_Action item_
Copy out each line of the data holding "proxy".

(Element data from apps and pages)
--------------------------------------------------

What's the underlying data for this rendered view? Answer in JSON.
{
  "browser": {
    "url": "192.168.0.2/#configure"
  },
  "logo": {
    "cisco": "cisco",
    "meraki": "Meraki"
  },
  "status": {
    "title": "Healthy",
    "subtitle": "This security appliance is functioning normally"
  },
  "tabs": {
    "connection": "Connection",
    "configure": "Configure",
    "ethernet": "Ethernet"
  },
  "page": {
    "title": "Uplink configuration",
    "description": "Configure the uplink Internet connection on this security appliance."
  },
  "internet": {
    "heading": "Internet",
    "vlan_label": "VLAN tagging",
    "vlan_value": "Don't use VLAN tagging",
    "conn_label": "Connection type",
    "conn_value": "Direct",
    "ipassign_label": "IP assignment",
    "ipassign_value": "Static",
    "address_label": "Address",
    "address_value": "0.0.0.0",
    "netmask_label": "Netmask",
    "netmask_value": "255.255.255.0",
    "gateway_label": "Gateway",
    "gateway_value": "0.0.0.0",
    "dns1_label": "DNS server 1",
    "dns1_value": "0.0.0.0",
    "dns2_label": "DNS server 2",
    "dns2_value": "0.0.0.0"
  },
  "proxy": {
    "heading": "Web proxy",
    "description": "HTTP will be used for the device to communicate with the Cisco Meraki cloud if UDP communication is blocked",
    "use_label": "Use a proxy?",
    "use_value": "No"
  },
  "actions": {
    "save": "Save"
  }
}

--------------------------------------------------

_Answer to the exercise_
  "proxy": {
    "heading": "Web proxy",
    "use_label": "Use a proxy?",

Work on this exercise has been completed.